Unlike her siblings Nakanwagi found her luck with an Austrian resident who offered her a study sponsorship; unfortunately little did Nakanwagi know that with the end of the sponsor’s working contract in Uganda, it would be the end of her studies.
At 17, optimistic Nakanwagu was kept in the dark by her grandparents about the sponsor’s whereabouts. She instead finds out the hard way when she and her two sisters were forced out of school to pave way for the other four siblings to also have an education.
Her grandmother, thought it otherwise as she insisted on having boys in school at the expense of the girls.

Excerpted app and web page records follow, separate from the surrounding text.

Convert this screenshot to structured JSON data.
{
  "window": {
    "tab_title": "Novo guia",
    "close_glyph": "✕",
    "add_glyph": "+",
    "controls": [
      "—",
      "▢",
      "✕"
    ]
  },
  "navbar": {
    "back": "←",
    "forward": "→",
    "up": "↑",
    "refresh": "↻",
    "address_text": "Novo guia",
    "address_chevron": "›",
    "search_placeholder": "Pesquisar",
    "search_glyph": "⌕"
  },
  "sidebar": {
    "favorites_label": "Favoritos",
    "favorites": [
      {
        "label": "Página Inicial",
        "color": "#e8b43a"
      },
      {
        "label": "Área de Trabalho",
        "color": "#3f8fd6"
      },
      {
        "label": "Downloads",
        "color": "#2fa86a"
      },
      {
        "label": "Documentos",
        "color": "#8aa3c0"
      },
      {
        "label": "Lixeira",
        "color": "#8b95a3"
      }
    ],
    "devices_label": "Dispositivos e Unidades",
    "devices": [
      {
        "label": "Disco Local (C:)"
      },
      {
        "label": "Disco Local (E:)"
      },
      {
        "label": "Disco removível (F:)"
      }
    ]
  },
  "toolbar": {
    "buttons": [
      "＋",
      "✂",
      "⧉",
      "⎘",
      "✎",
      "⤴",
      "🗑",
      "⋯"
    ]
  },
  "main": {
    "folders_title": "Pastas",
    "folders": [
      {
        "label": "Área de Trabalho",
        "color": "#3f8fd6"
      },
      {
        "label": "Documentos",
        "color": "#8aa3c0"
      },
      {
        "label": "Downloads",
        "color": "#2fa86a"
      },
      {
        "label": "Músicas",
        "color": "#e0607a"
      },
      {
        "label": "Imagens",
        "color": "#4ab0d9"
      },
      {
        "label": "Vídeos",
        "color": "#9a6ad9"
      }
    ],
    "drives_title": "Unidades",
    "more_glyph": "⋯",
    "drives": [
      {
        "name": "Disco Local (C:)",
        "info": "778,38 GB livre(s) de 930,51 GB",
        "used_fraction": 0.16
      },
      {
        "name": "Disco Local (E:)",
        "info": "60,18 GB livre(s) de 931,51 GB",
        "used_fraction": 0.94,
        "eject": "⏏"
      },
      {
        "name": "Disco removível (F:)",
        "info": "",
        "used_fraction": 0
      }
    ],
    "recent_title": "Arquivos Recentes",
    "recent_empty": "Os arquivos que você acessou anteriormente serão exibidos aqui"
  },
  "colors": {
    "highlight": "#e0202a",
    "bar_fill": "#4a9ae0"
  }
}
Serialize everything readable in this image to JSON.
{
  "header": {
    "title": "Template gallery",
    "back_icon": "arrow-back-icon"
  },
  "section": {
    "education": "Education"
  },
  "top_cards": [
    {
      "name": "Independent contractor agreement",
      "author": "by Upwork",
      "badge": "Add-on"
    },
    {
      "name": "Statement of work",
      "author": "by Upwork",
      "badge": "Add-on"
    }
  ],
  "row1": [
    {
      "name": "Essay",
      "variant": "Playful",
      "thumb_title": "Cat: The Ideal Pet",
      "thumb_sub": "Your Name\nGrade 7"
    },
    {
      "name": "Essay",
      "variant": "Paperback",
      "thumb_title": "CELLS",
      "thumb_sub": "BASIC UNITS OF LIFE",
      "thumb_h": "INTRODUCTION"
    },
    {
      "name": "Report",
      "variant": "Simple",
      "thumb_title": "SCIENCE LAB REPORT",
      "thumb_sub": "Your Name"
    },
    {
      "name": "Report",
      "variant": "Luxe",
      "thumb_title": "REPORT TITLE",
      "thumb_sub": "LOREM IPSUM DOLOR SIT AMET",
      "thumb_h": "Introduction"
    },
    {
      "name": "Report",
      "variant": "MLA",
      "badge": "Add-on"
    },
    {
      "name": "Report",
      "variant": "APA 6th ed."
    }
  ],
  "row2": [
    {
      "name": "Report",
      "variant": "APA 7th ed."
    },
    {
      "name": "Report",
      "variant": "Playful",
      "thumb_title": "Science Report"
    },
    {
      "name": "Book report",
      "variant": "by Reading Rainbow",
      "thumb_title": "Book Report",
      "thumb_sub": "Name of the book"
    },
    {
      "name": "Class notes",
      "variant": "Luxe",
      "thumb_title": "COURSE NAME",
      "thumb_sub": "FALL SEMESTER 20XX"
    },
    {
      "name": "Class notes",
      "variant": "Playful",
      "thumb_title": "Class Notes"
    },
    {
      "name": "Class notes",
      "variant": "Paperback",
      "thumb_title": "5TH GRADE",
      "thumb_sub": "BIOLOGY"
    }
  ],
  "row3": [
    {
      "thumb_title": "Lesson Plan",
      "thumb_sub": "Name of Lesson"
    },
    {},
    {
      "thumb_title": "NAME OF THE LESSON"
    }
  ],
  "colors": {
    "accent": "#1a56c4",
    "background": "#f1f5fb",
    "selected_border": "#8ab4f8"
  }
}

Nakanwagi could later be confined to a friend who recommended her for a book-making job in Mukono, the job that would require her and their workmates to move to different areas as per contract.
In this job she earned at least shs, 100.000 a month which could help her rent off a house for the days they spent working at the different stations as well as sustain her life

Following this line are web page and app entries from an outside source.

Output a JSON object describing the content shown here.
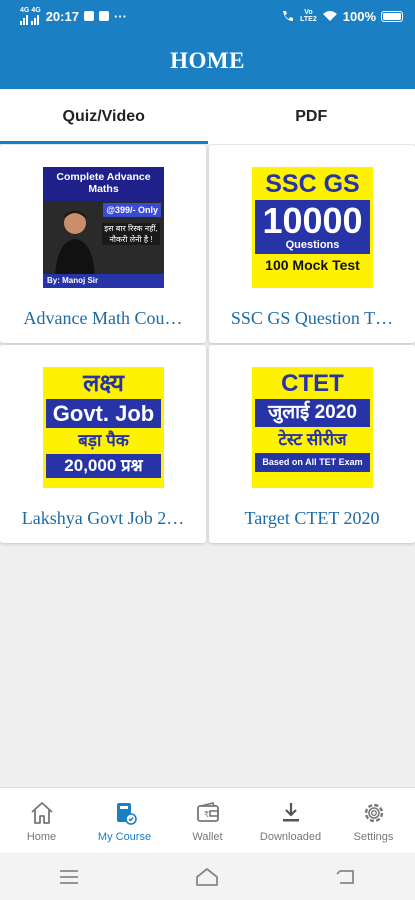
{
  "status_bar": {
    "net_top": "4G",
    "net_bottom": "4G",
    "time": "20:17",
    "extra": "···",
    "volte_top": "Vo",
    "volte_bottom": "LTE2",
    "battery": "100%"
  },
  "app_bar": {
    "title": "HOME"
  },
  "tabs": [
    {
      "label": "Quiz/Video",
      "active": true
    },
    {
      "label": "PDF",
      "active": false
    }
  ],
  "courses": [
    {
      "title": "Advance Math Cou…",
      "thumb": {
        "head": "Complete Advance Maths",
        "price": "@399/- Only",
        "text": "इस बार रिस्क नहीं, नौकरी लेनी है !",
        "by": "By: Manoj Sir"
      }
    },
    {
      "title": "SSC GS Question T…",
      "thumb": {
        "line1": "SSC GS",
        "line2": "10000",
        "line3": "Questions",
        "line4": "100 Mock Test"
      }
    },
    {
      "title": "Lakshya Govt Job 2…",
      "thumb": {
        "line1": "लक्ष्य",
        "line2": "Govt. Job",
        "line3": "बड़ा पैक",
        "line4": "20,000 प्रश्न"
      }
    },
    {
      "title": "Target CTET 2020",
      "thumb": {
        "line1": "CTET",
        "line2": "जुलाई 2020",
        "line3": "टेस्ट सीरीज",
        "line4": "Based on All TET Exam"
      }
    }
  ],
  "bottom_nav": [
    {
      "label": "Home",
      "icon": "home-icon",
      "active": false
    },
    {
      "label": "My Course",
      "icon": "my-course-icon",
      "active": true
    },
    {
      "label": "Wallet",
      "icon": "wallet-icon",
      "active": false
    },
    {
      "label": "Downloaded",
      "icon": "download-icon",
      "active": false
    },
    {
      "label": "Settings",
      "icon": "settings-icon",
      "active": false
    }
  ],
  "colors": {
    "primary": "#1b7fc4",
    "title_blue": "#1c6aa6",
    "thumb_yellow": "#fff200",
    "thumb_blue": "#2634a8"
  }
}
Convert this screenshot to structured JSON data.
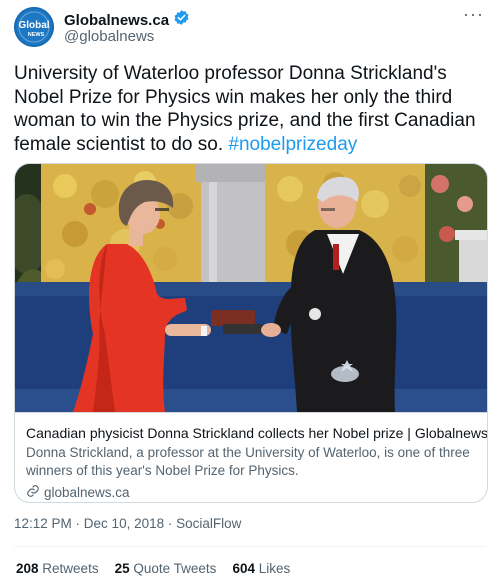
{
  "header": {
    "display_name": "Globalnews.ca",
    "handle": "@globalnews",
    "avatar_line1": "Global",
    "avatar_line2": "NEWS",
    "more_label": "···"
  },
  "tweet": {
    "text": "University of Waterloo professor Donna Strickland's Nobel Prize for Physics win makes her only the third woman to win the Physics prize, and the first Canadian female scientist to do so. ",
    "hashtag": "#nobelprizeday"
  },
  "card": {
    "title": "Canadian physicist Donna Strickland collects her Nobel prize | Globalnews.ca",
    "description": "Donna Strickland, a professor at the University of Waterloo, is one of three winners of this year's Nobel Prize for Physics.",
    "domain": "globalnews.ca"
  },
  "meta": {
    "time": "12:12 PM",
    "date": "Dec 10, 2018",
    "source": "SocialFlow",
    "separator": " · "
  },
  "stats": {
    "retweets_count": "208",
    "retweets_label": "Retweets",
    "quotes_count": "25",
    "quotes_label": "Quote Tweets",
    "likes_count": "604",
    "likes_label": "Likes"
  },
  "colors": {
    "accent": "#1d9bf0",
    "avatar_bg": "#1d77c2",
    "text_primary": "#0f1419",
    "text_secondary": "#536471",
    "border": "#cfd9de"
  },
  "icons": {
    "verified": "verified-badge-icon",
    "link": "link-icon",
    "more": "more-options-icon"
  }
}
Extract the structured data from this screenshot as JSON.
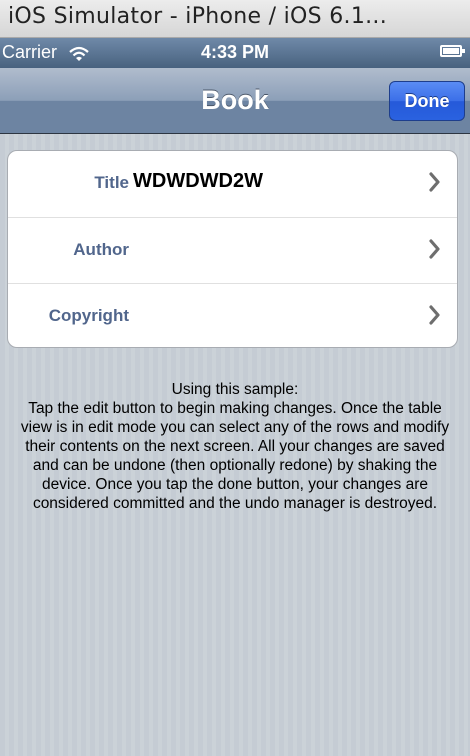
{
  "window": {
    "title": "iOS Simulator - iPhone / iOS 6.1..."
  },
  "status_bar": {
    "carrier": "Carrier",
    "time": "4:33 PM"
  },
  "nav_bar": {
    "title": "Book",
    "done_label": "Done"
  },
  "rows": [
    {
      "label": "Title",
      "value": "WDWDWD2W"
    },
    {
      "label": "Author",
      "value": ""
    },
    {
      "label": "Copyright",
      "value": ""
    }
  ],
  "info": {
    "heading": "Using this sample:",
    "lines": [
      "Tap the edit button to begin making changes.  Once the table",
      "view is in edit mode you can select any of the rows and modify",
      "their contents on the next screen.  All your changes are saved",
      "and can be undone (then optionally redone) by shaking the",
      "device.  Once you tap the done button, your changes are",
      "considered committed and the undo manager is destroyed."
    ]
  },
  "icons": {
    "wifi": "wifi-icon",
    "battery": "battery-icon",
    "chevron": "chevron-right-icon"
  },
  "colors": {
    "nav_tint": "#6d84a2",
    "done_button": "#2a62e0",
    "label_blue": "#51668c"
  }
}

While on one of her working trips, Nakanwagi recalls getting in contact with her baby’s father, then a colleague at work who also happened to be a nephew to the manager.
She could then shift from where she and her elder sister were renting to a room settled into with her boyfriend.
Before the year could end, Nakanwagi noticed some rather strange changes in her menstrual cycle something that caused her panic.
Her boyfriend had since switched stations from Buikwe where they both were to Nakisunga in Mukono.
“While he was at Nkisunga, he sent me Shs5000 to go and have a pregnancy test, however, when l confirmed my pregnancy, my thoughts and prayer were that l abort the baby something that didn’t settle well with my boyfriend,” she said.
She would then secretly start her antenatal visits until when she was seven months pregnant when her sister and boyfriend convinced her to open up to her grandparents.
Two weeks after her birth in April 2022, she returned to her grandparents’ home but the situation was never satisfactory.
“I would be left alone to myself at home with my baby, fetch for what to eat and also work on the house cores not until they returned home at 7 in the night,”
“In August, out of frustration, l set out to Soweto a slum in Namuwongo with a friend who recommended him for a hairdressing training job but later realized that they were not in for training students”
At Soweto, she then settled at her friend’s house where she was later evicted by her friend’s aunt who happened to be the house landlord.
She was then introduced to the organization that would later teach her hairdressing, and stay with her child. Since then, Nakanwagi has never returned to her grandparents’ home.